About this task: Filter the records below, keeping only lines with the string "letter".

Entries provided:
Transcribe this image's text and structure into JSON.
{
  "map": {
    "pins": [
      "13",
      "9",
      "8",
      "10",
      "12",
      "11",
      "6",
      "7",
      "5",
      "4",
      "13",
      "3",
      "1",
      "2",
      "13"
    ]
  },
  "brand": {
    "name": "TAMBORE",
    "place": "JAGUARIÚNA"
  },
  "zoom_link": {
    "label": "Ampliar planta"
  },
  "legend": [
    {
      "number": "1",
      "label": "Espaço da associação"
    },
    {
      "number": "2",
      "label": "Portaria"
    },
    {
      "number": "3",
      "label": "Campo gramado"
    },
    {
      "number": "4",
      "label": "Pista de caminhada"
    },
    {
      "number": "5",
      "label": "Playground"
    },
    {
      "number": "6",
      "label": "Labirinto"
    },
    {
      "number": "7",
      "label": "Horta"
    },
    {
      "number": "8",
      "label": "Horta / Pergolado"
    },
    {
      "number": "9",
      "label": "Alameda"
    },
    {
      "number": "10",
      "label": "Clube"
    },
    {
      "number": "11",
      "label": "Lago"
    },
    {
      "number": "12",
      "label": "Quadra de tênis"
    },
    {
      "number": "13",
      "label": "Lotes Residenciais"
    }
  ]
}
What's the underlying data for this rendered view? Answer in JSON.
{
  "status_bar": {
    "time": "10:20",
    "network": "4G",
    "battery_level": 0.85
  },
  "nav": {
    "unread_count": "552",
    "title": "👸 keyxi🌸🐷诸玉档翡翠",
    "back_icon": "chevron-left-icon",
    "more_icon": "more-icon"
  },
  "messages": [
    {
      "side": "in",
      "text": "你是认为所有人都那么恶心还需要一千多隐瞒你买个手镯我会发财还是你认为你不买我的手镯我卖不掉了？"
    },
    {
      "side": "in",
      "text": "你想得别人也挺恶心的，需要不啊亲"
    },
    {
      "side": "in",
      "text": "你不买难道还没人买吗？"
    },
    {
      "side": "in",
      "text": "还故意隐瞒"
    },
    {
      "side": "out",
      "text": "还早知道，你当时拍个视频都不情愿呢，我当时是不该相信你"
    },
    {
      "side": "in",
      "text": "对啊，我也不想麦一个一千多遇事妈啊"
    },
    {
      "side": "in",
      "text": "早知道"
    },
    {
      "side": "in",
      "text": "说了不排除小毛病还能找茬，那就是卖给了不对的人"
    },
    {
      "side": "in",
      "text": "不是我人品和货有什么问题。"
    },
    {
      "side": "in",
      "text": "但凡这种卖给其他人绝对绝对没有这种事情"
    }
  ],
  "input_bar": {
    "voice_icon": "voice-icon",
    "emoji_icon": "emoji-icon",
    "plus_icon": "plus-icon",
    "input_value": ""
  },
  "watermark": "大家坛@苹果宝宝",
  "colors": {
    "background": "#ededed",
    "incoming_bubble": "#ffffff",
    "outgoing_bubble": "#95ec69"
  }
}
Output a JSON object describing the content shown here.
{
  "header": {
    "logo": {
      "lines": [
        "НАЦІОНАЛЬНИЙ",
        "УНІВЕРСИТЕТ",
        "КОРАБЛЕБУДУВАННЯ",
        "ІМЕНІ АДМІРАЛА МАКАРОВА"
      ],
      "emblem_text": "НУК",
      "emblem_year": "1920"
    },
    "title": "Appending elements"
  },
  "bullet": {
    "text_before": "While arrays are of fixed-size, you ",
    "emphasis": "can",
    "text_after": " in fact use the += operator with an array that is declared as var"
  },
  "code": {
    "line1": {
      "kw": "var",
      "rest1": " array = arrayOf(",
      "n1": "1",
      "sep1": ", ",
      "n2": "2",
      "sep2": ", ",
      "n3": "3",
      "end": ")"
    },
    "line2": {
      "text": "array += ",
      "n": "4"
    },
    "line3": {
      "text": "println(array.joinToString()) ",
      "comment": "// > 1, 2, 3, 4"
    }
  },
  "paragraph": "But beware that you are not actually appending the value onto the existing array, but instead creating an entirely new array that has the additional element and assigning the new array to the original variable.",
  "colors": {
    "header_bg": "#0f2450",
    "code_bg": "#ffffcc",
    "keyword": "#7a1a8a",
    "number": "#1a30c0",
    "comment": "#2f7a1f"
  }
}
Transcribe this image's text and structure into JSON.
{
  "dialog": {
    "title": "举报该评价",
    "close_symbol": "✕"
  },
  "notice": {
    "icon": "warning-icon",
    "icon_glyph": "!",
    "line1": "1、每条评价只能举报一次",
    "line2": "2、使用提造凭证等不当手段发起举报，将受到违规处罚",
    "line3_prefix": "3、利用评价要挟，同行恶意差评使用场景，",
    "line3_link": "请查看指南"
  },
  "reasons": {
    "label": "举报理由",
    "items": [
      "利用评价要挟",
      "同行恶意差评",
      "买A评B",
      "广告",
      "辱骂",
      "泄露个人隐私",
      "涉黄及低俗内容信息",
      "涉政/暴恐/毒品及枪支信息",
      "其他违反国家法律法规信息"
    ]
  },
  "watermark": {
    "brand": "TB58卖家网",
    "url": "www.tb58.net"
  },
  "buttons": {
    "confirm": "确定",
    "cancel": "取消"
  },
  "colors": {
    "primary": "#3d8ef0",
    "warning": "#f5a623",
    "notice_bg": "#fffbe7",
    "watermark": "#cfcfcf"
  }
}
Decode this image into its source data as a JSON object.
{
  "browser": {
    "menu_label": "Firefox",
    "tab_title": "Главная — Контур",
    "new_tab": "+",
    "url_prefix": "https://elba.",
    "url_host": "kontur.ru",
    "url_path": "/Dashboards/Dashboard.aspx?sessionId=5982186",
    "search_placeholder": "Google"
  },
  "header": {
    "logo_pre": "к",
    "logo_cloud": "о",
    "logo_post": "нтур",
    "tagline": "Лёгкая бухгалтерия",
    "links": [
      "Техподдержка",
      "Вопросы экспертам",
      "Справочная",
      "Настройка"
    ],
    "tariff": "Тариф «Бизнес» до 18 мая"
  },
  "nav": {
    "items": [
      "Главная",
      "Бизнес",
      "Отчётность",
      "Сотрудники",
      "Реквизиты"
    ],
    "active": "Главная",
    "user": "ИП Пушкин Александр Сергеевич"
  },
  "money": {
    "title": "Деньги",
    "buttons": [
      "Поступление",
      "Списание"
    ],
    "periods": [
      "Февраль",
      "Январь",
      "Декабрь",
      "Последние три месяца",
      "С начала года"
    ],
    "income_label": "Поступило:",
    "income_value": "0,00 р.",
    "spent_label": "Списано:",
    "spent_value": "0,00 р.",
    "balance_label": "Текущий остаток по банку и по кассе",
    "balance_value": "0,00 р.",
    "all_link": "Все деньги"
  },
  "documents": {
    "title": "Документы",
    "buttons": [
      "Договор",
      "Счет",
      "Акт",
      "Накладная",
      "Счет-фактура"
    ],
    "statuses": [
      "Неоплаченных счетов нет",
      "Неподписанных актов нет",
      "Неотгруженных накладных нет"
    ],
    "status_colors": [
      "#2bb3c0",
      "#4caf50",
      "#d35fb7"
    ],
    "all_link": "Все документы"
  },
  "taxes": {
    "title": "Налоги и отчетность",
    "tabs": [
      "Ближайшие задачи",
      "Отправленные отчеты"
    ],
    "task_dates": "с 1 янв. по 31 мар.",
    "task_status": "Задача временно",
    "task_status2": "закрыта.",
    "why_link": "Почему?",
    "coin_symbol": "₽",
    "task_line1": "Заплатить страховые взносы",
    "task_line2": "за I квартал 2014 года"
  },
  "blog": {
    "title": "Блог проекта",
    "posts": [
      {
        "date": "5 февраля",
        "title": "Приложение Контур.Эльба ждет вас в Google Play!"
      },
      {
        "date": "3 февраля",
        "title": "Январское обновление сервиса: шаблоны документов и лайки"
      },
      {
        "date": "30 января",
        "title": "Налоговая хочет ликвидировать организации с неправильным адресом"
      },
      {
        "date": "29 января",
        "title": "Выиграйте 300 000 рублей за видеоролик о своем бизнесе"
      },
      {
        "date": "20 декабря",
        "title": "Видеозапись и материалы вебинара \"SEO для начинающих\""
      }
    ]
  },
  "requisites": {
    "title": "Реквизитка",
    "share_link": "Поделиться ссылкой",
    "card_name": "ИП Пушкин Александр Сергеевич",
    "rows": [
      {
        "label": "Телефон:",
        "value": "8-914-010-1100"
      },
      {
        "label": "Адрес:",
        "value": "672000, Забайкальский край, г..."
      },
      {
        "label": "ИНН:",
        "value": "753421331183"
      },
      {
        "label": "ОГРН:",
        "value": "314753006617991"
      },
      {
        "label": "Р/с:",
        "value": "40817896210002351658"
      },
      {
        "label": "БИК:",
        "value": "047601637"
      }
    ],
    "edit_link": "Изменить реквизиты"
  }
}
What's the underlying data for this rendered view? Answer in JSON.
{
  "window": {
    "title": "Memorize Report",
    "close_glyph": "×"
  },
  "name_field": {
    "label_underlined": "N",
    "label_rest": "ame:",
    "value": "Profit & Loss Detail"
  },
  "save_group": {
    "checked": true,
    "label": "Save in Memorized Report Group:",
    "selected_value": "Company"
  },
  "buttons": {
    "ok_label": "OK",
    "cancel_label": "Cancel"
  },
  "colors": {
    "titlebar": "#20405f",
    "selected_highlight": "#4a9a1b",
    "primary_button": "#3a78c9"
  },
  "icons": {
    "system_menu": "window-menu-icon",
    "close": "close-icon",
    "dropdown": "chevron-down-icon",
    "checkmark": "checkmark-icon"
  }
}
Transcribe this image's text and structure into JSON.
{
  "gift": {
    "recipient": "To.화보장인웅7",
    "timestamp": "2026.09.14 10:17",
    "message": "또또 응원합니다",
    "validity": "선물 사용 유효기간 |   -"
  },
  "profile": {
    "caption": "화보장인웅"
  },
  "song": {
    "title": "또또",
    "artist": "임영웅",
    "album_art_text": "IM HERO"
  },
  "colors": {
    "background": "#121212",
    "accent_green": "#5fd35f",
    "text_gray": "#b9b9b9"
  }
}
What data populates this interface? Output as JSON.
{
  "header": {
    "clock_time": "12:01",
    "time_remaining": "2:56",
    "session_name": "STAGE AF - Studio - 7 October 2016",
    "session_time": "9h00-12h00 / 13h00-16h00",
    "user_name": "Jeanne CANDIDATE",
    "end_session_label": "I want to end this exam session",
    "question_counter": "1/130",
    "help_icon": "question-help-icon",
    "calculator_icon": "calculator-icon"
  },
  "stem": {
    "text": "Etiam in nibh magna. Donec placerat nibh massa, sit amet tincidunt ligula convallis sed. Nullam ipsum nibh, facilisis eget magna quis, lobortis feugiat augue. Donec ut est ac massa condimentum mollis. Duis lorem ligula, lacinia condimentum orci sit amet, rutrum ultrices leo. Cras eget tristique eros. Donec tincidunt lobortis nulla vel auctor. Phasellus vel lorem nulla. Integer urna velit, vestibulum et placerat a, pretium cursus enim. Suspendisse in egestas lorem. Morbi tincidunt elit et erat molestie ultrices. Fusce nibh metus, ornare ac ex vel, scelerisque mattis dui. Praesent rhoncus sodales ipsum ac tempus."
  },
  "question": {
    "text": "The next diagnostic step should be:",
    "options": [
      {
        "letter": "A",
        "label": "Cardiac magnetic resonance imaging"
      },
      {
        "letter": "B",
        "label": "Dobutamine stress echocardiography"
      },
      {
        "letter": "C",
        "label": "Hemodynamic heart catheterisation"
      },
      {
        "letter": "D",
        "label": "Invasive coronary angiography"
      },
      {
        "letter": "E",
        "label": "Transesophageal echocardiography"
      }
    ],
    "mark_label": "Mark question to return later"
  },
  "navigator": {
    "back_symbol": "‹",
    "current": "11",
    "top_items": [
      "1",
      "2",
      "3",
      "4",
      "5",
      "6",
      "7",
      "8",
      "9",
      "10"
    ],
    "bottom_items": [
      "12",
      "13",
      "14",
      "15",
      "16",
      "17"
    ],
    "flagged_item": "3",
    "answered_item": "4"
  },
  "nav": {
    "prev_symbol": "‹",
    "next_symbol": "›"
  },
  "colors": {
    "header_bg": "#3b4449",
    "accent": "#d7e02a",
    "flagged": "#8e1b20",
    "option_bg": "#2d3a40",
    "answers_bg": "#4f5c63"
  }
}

Solution to this task:
        "letter": "A",
        "letter": "B",
        "letter": "C",
        "letter": "D",
        "letter": "E",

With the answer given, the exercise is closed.